[Dataset excerpts]
##########

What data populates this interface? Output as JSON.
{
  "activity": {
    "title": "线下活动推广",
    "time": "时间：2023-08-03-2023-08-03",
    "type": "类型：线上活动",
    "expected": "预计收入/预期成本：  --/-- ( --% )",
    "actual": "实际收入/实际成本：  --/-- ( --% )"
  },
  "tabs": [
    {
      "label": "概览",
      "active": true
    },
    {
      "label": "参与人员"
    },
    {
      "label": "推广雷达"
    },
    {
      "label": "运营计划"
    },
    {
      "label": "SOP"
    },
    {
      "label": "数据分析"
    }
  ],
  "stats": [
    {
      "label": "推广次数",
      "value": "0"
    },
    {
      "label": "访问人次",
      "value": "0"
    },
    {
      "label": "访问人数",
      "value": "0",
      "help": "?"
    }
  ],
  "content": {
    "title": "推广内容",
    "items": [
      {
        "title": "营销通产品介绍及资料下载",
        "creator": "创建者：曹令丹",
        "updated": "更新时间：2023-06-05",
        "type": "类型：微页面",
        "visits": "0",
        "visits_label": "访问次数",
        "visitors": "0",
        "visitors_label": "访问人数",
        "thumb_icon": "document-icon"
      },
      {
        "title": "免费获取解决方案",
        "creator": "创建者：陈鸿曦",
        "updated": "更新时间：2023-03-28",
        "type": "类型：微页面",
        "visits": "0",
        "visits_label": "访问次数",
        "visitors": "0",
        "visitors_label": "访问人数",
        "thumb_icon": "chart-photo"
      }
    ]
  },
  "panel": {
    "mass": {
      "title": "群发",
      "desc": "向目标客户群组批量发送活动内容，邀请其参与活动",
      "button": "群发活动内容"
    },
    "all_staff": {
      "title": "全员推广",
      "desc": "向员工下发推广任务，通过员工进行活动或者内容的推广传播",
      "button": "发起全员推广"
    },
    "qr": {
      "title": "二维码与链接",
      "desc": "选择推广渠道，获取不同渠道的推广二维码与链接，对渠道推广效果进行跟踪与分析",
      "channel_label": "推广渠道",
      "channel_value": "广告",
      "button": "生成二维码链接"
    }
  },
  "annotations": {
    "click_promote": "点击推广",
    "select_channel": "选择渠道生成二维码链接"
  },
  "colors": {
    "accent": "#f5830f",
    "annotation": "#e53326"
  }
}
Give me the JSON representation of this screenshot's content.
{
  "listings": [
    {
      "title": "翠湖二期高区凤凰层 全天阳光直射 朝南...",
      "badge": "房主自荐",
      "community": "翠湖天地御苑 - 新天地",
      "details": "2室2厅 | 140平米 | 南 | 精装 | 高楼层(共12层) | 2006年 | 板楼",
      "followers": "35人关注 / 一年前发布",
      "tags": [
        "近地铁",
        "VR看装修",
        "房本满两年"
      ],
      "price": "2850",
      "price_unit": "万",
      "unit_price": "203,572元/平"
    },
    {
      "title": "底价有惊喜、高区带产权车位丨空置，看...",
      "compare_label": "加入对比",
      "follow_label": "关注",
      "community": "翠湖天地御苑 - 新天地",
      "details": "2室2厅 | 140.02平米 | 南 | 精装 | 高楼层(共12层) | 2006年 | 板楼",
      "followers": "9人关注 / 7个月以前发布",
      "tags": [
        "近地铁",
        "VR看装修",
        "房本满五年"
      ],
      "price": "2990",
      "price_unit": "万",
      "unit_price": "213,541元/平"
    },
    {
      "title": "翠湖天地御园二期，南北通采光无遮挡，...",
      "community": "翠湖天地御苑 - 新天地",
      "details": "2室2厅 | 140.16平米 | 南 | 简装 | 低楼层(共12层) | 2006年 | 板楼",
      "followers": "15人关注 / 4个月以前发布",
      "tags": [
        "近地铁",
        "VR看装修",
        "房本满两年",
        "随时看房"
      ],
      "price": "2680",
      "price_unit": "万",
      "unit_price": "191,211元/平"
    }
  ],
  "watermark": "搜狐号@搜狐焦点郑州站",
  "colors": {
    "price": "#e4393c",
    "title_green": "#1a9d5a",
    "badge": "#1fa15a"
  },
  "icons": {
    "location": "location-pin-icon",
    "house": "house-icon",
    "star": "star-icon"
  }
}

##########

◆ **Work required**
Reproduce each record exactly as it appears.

◆ **Solution below**
What data populates this interface? Output as JSON.
{
  "activity": {
    "title": "线下活动推广",
    "time": "时间：2023-08-03-2023-08-03",
    "type": "类型：线上活动",
    "expected": "预计收入/预期成本：  --/-- ( --% )",
    "actual": "实际收入/实际成本：  --/-- ( --% )"
  },
  "tabs": [
    {
      "label": "概览",
      "active": true
    },
    {
      "label": "参与人员"
    },
    {
      "label": "推广雷达"
    },
    {
      "label": "运营计划"
    },
    {
      "label": "SOP"
    },
    {
      "label": "数据分析"
    }
  ],
  "stats": [
    {
      "label": "推广次数",
      "value": "0"
    },
    {
      "label": "访问人次",
      "value": "0"
    },
    {
      "label": "访问人数",
      "value": "0",
      "help": "?"
    }
  ],
  "content": {
    "title": "推广内容",
    "items": [
      {
        "title": "营销通产品介绍及资料下载",
        "creator": "创建者：曹令丹",
        "updated": "更新时间：2023-06-05",
        "type": "类型：微页面",
        "visits": "0",
        "visits_label": "访问次数",
        "visitors": "0",
        "visitors_label": "访问人数",
        "thumb_icon": "document-icon"
      },
      {
        "title": "免费获取解决方案",
        "creator": "创建者：陈鸿曦",
        "updated": "更新时间：2023-03-28",
        "type": "类型：微页面",
        "visits": "0",
        "visits_label": "访问次数",
        "visitors": "0",
        "visitors_label": "访问人数",
        "thumb_icon": "chart-photo"
      }
    ]
  },
  "panel": {
    "mass": {
      "title": "群发",
      "desc": "向目标客户群组批量发送活动内容，邀请其参与活动",
      "button": "群发活动内容"
    },
    "all_staff": {
      "title": "全员推广",
      "desc": "向员工下发推广任务，通过员工进行活动或者内容的推广传播",
      "button": "发起全员推广"
    },
    "qr": {
      "title": "二维码与链接",
      "desc": "选择推广渠道，获取不同渠道的推广二维码与链接，对渠道推广效果进行跟踪与分析",
      "channel_label": "推广渠道",
      "channel_value": "广告",
      "button": "生成二维码链接"
    }
  },
  "annotations": {
    "click_promote": "点击推广",
    "select_channel": "选择渠道生成二维码链接"
  },
  "colors": {
    "accent": "#f5830f",
    "annotation": "#e53326"
  }
}
Give me the JSON representation of this screenshot's content.
{
  "listings": [
    {
      "title": "翠湖二期高区凤凰层 全天阳光直射 朝南...",
      "badge": "房主自荐",
      "community": "翠湖天地御苑 - 新天地",
      "details": "2室2厅 | 140平米 | 南 | 精装 | 高楼层(共12层) | 2006年 | 板楼",
      "followers": "35人关注 / 一年前发布",
      "tags": [
        "近地铁",
        "VR看装修",
        "房本满两年"
      ],
      "price": "2850",
      "price_unit": "万",
      "unit_price": "203,572元/平"
    },
    {
      "title": "底价有惊喜、高区带产权车位丨空置，看...",
      "compare_label": "加入对比",
      "follow_label": "关注",
      "community": "翠湖天地御苑 - 新天地",
      "details": "2室2厅 | 140.02平米 | 南 | 精装 | 高楼层(共12层) | 2006年 | 板楼",
      "followers": "9人关注 / 7个月以前发布",
      "tags": [
        "近地铁",
        "VR看装修",
        "房本满五年"
      ],
      "price": "2990",
      "price_unit": "万",
      "unit_price": "213,541元/平"
    },
    {
      "title": "翠湖天地御园二期，南北通采光无遮挡，...",
      "community": "翠湖天地御苑 - 新天地",
      "details": "2室2厅 | 140.16平米 | 南 | 简装 | 低楼层(共12层) | 2006年 | 板楼",
      "followers": "15人关注 / 4个月以前发布",
      "tags": [
        "近地铁",
        "VR看装修",
        "房本满两年",
        "随时看房"
      ],
      "price": "2680",
      "price_unit": "万",
      "unit_price": "191,211元/平"
    }
  ],
  "watermark": "搜狐号@搜狐焦点郑州站",
  "colors": {
    "price": "#e4393c",
    "title_green": "#1a9d5a",
    "badge": "#1fa15a"
  },
  "icons": {
    "location": "location-pin-icon",
    "house": "house-icon",
    "star": "star-icon"
  }
}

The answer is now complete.